Hopefully Simple To Fix


System Stats:

3.2ghz P4, 512mb ram, Audiophile 24/96 PCI slot version, running Ntracks at 24 bit 96khz with Asio drivers

My problem is when I record I’m getting clicks every few bars and sometimes only half way through. When I zoom in on the wave form the “clicks” appear as sideways Z sorta rather then a nice smoother waveform.

So what can I do? The occassional click is ok because thats easy to edit… but every few bars leaves for an edited project that kills time and stales out the music by so many edits. Good performance during recording… bad recording because of clicks!

I’m pretty sure the only thing running is Ntracks and all the other tracks I’m playing back while recording are frozen. Increase of sample rate perhaps? Please save me from an editing nightmare!

Classic example of what I call “dropouts” – rather different than the analog phenomenon, but the same basic problem: you’re losing some of the input (or, in some cases, output) data.

The first thing to try is increasing buffering. Hopefully that’s the solution, and it just means that your computer can’t quite keep up with the incoming audio data at your latency setting. Try first at the very longest latency (most buffering) setting your ASIO driver permits. Also, just to be safe, go to n-Track buffering settings and choose “Revert to default”. If the problem goes away (and be sure to record a full length track), then this is good.

Another thing to try is WDM drivers, and if no help there, then MME. You should be able to use the default buffering settings.

I believe there are a few other settings that can affect this, like “process in driver’s thread”, via the hammer under the meters. And possibly, “Keep devices open”, and the one about resync near there. Hopefully other folks will post helpful things to try. Ah, yes: be sure you’ve unchecked both “use system timer” boxes in “Options”. Not sure that’s significant here, but it’s worth a try.

If none of these help, then you have a deeper problem that might be hard to resolve. (I have such a problem these days, and I’m convinced it’s due to all the stuff my employer downloads automatically onto my [their] computer in the middle of the night.)

Another possibility is some software running on your computer that you’re not aware of. Tell us what OS you’re running for more help on that.

If a high latency setting cures the problem (or shifting to the other drivers), then if you need/want low latency, the next step is to see how low a latency you can configure without getting dropouts. If you need a lower latency than you can get, let us know and we can help on the next steps.

Ill try those in the morning. Im running Win XP, but I’ve got AdAware, Spyware Blaster, Xp-AntiSpy etc etc as well as numerous cookie blockers etc… and of course a working virus scanner

That helps to keep malicious software from running. But lots of that software can also steal precious CPU cycles, blocking n-Track from running.
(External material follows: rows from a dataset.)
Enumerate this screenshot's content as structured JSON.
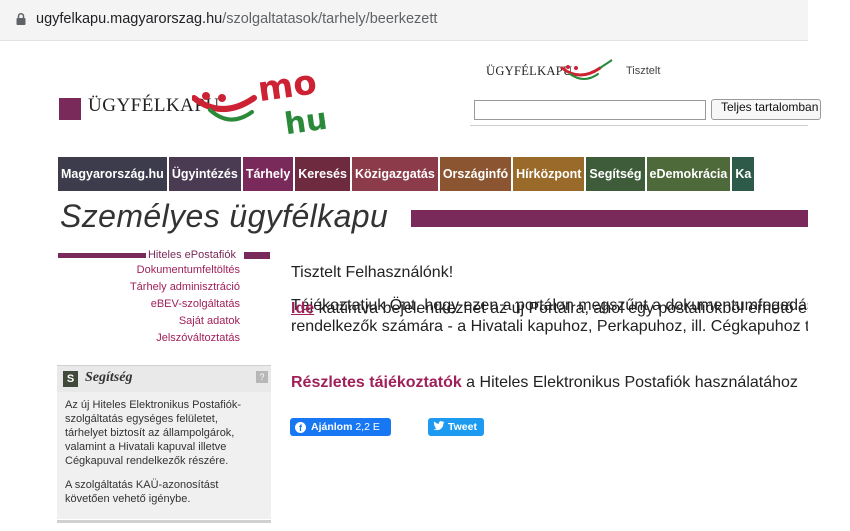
{
  "browser": {
    "url_domain": "ugyfelkapu.magyarorszag.hu",
    "url_path": "/szolgaltatasok/tarhely/beerkezett",
    "lock_icon": "lock-icon"
  },
  "header": {
    "logo_text": "ÜGYFÉLKAPU",
    "logo_art_text_top": "mo",
    "logo_art_text_bottom": "hu",
    "small_logo_text": "ÜGYFÉLKAPU",
    "greeting": "Tisztelt",
    "search_placeholder": "",
    "search_button": "Teljes tartalomban"
  },
  "nav": {
    "items": [
      {
        "label": "Magyarország.hu",
        "color": "#3c3c4c"
      },
      {
        "label": "Ügyintézés",
        "color": "#4a3a52"
      },
      {
        "label": "Tárhely",
        "color": "#7a2a5a"
      },
      {
        "label": "Keresés",
        "color": "#6e2a3e"
      },
      {
        "label": "Közigazgatás",
        "color": "#8c3b4a"
      },
      {
        "label": "Országinfó",
        "color": "#8a5530"
      },
      {
        "label": "Hírközpont",
        "color": "#9a6a2a"
      },
      {
        "label": "Segítség",
        "color": "#3e5c3a"
      },
      {
        "label": "eDemokrácia",
        "color": "#4e6a3a"
      },
      {
        "label": "Ka",
        "color": "#2e5a4a"
      }
    ]
  },
  "page": {
    "title": "Személyes ügyfélkapu"
  },
  "sidebar": {
    "active_item": "Hiteles ePostafiók",
    "items": [
      "Dokumentumfeltöltés",
      "Tárhely adminisztráció",
      "eBEV-szolgáltatás",
      "Saját adatok",
      "Jelszóváltoztatás"
    ]
  },
  "help": {
    "badge": "S",
    "title": "Segítség",
    "question_mark": "?",
    "paragraph1": "Az új Hiteles Elektronikus Postafiók-szolgáltatás egységes felületet, tárhelyet biztosít az állampolgárok, valamint a Hivatali kapuval illetve Cégkapuval rendelkezők részére.",
    "paragraph2": "A szolgáltatás KAÜ-azonosítást követően vehető igénybe."
  },
  "main": {
    "salutation": "Tisztelt Felhasználónk!",
    "notice": "Tájékoztatjuk Önt, hogy ezen a portálon megszűnt a dokumentumfogadás és -küldés.",
    "link_here": "Ide",
    "here_text_line1": " kattintva bejelentkezhet az új Portálra, ahol egy postafiókból érhető el a személyes tárhelye, valamint",
    "here_text_line2": "rendelkezők számára - a Hivatali kapuhoz, Perkapuhoz, ill. Cégkapuhoz tartozó tárhelyek.",
    "details_link": "Részletes tájékoztatók",
    "details_text": " a Hiteles Elektronikus Postafiók használatához"
  },
  "social": {
    "facebook_label": "Ajánlom",
    "facebook_count": "2,2 E",
    "facebook_icon": "facebook-icon",
    "tweet_label": "Tweet",
    "tweet_icon": "twitter-bird-icon"
  }
}
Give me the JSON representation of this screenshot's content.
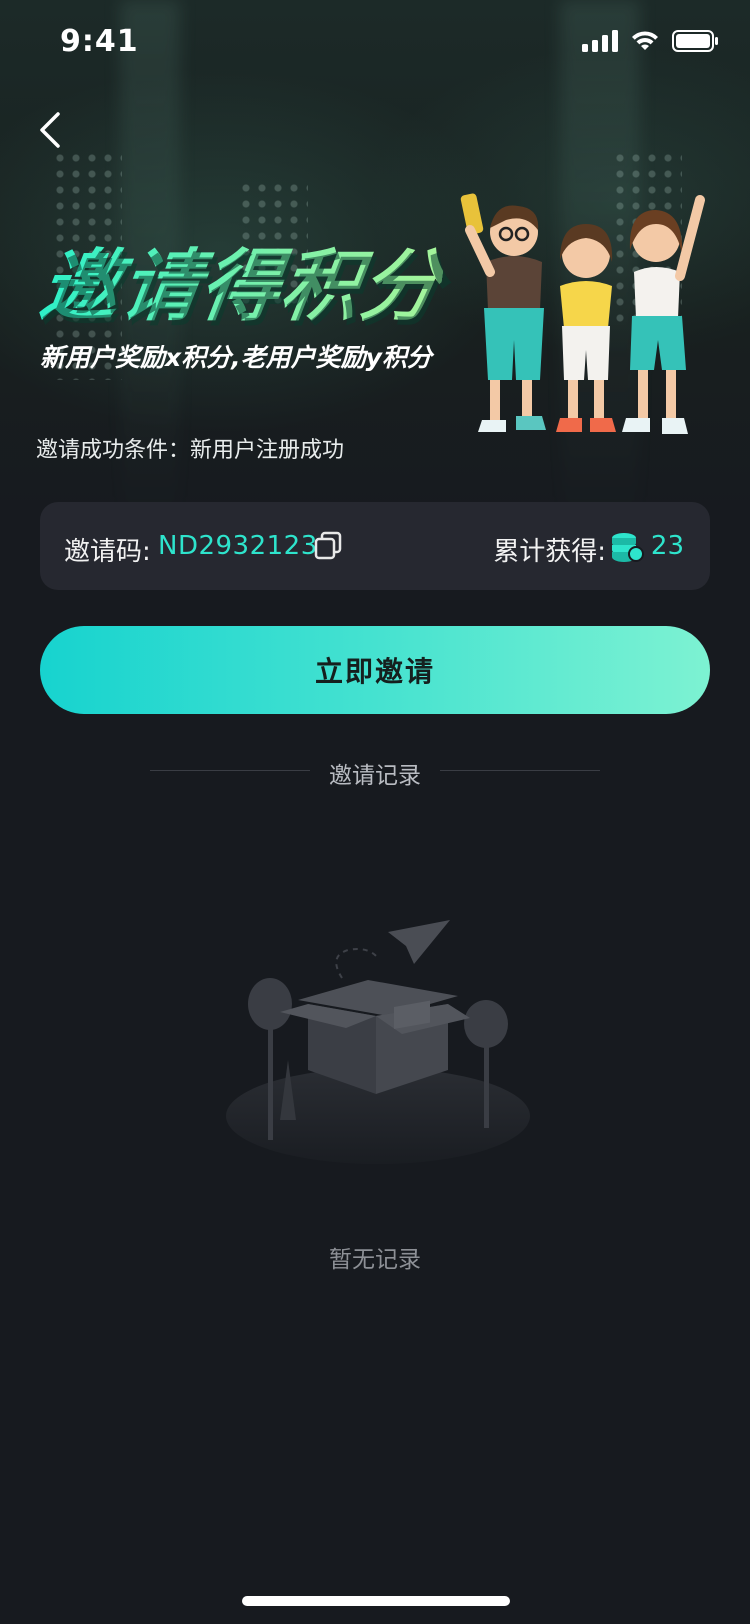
{
  "status_bar": {
    "time": "9:41"
  },
  "hero": {
    "title": "邀请得积分",
    "subtitle": "新用户奖励x积分,老用户奖励y积分",
    "condition": "邀请成功条件：新用户注册成功"
  },
  "invite_card": {
    "code_label": "邀请码:",
    "code_value": "ND2932123",
    "total_label": "累计获得:",
    "total_value": "23"
  },
  "invite_button": {
    "label": "立即邀请"
  },
  "records": {
    "title": "邀请记录",
    "empty_text": "暂无记录"
  },
  "colors": {
    "accent": "#2ee4cc",
    "button_start": "#17d3cf",
    "button_end": "#7df2d2",
    "background": "#171a1f",
    "card": "#262830"
  },
  "icons": [
    "back-icon",
    "copy-icon",
    "coin-stack-icon",
    "signal-icon",
    "wifi-icon",
    "battery-icon"
  ]
}
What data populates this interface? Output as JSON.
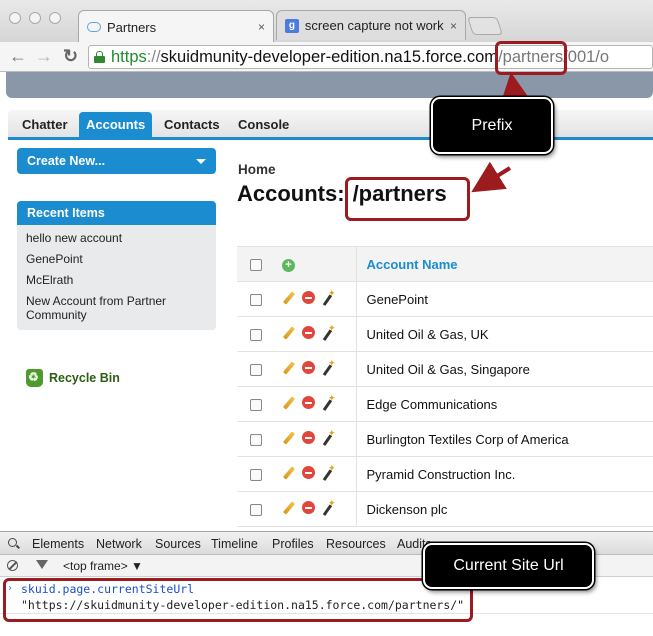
{
  "browser": {
    "tabs": [
      {
        "title": "Partners",
        "close": "×",
        "active": true
      },
      {
        "title": "screen capture not working",
        "close": "×",
        "active": false
      }
    ],
    "nav": {
      "back": "←",
      "forward": "→",
      "reload": "C"
    },
    "url": {
      "scheme": "https",
      "separator": "://",
      "host": "skuidmunity-developer-edition.na15.force.com",
      "path": "/partners",
      "rest": "/001/o"
    }
  },
  "salesforce": {
    "nav_tabs": [
      "Chatter",
      "Accounts",
      "Contacts",
      "Console"
    ],
    "active_tab": "Accounts",
    "sidebar": {
      "create_new_label": "Create New...",
      "recent_items_heading": "Recent Items",
      "recent_items": [
        "hello new account",
        "GenePoint",
        "McElrath",
        "New Account from Partner Community"
      ],
      "recycle_bin_label": "Recycle Bin"
    },
    "breadcrumb": "Home",
    "title_prefix": "Accounts:",
    "title_path": "/partners",
    "table": {
      "column_header": "Account Name",
      "rows": [
        "GenePoint",
        "United Oil & Gas, UK",
        "United Oil & Gas, Singapore",
        "Edge Communications",
        "Burlington Textiles Corp of America",
        "Pyramid Construction Inc.",
        "Dickenson plc"
      ]
    }
  },
  "devtools": {
    "tabs": [
      "Elements",
      "Network",
      "Sources",
      "Timeline",
      "Profiles",
      "Resources",
      "Audits"
    ],
    "frame_selector": "<top frame> ▼",
    "console_input": "skuid.page.currentSiteUrl",
    "console_output": "\"https://skuidmunity-developer-edition.na15.force.com/partners/\""
  },
  "annotations": {
    "prefix_label": "Prefix",
    "current_site_url_label": "Current Site Url",
    "highlight_color": "#9b1b1f"
  }
}
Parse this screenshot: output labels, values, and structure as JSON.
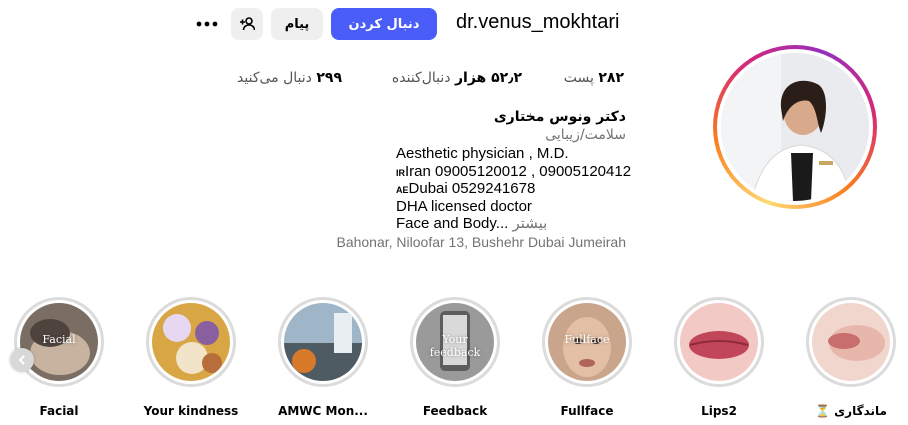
{
  "profile": {
    "username": "dr.venus_mokhtari",
    "follow_label": "دنبال کردن",
    "message_label": "پیام",
    "stats": {
      "posts_count": "۲۸۲",
      "posts_label": "پست",
      "followers_count": "۵۲٫۲ هزار",
      "followers_label": "دنبال‌کننده",
      "following_count": "۲۹۹",
      "following_label": "دنبال می‌کنید"
    },
    "bio": {
      "name": "دکتر ونوس مختاری",
      "category": "سلامت/زیبایی",
      "line1": "Aesthetic physician , M.D.",
      "line2_flag": "IR",
      "line2": "Iran 09005120012 , 09005120412",
      "line3_flag": "AE",
      "line3": "Dubai 0529241678",
      "line4": "DHA licensed doctor",
      "line5": "Face and Body...",
      "more_label": "بیشتر",
      "address": "Bahonar, Niloofar 13, Bushehr Dubai Jumeirah"
    }
  },
  "highlights": [
    {
      "label": "Facial",
      "overlay": "Facial",
      "icon": "highlight-facial"
    },
    {
      "label": "Your kindness",
      "overlay": "",
      "icon": "highlight-flowers"
    },
    {
      "label": "AMWC Mon...",
      "overlay": "",
      "icon": "highlight-event"
    },
    {
      "label": "Feedback",
      "overlay": "Your feedback",
      "icon": "highlight-phone"
    },
    {
      "label": "Fullface",
      "overlay": "Fullface",
      "icon": "highlight-face"
    },
    {
      "label": "Lips2",
      "overlay": "",
      "icon": "highlight-lips"
    },
    {
      "label": "⏳ ماندگاری",
      "overlay": "",
      "icon": "highlight-lips-closeup"
    }
  ],
  "colors": {
    "accent": "#4a5df9",
    "secondary_button": "#efefef",
    "muted_text": "#737373"
  }
}
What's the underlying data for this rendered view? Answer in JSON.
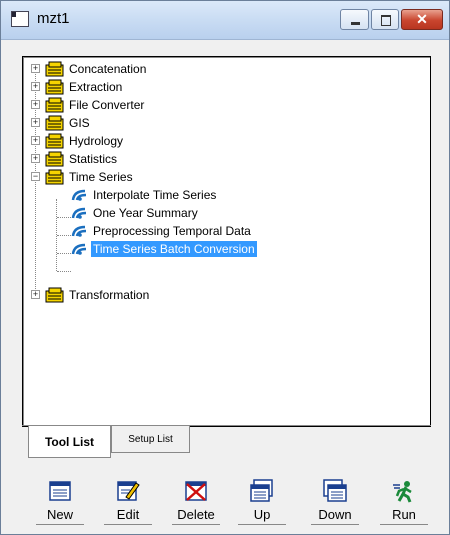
{
  "window": {
    "title": "mzt1"
  },
  "tree": {
    "folders": [
      {
        "label": "Concatenation",
        "expander": "+"
      },
      {
        "label": "Extraction",
        "expander": "+"
      },
      {
        "label": "File Converter",
        "expander": "+"
      },
      {
        "label": "GIS",
        "expander": "+"
      },
      {
        "label": "Hydrology",
        "expander": "+"
      },
      {
        "label": "Statistics",
        "expander": "+"
      },
      {
        "label": "Time Series",
        "expander": "−"
      }
    ],
    "time_series_children": [
      {
        "label": "Interpolate Time Series"
      },
      {
        "label": "One Year Summary"
      },
      {
        "label": "Preprocessing Temporal Data"
      },
      {
        "label": "Time Series Batch Conversion",
        "selected": true
      }
    ],
    "last_folder": {
      "label": "Transformation",
      "expander": "+"
    }
  },
  "tabs": {
    "tool_list": "Tool List",
    "setup_list": "Setup List"
  },
  "toolbar": {
    "new": "New",
    "edit": "Edit",
    "delete": "Delete",
    "up": "Up",
    "down": "Down",
    "run": "Run"
  },
  "colors": {
    "selection": "#3399ff",
    "folder": "#f5d400",
    "tool_icon": "#1b6fbf",
    "close": "#c9452e"
  }
}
In particular, some virus scanners work overtime trying to read all the WAVE file data you’re writing. Try disabling virus scanning while recording. It’s a common cause of trouble.

So far seems ok, but on recording some vocals discovered the acoustics of my flats sounds like penis (thats a bad thing).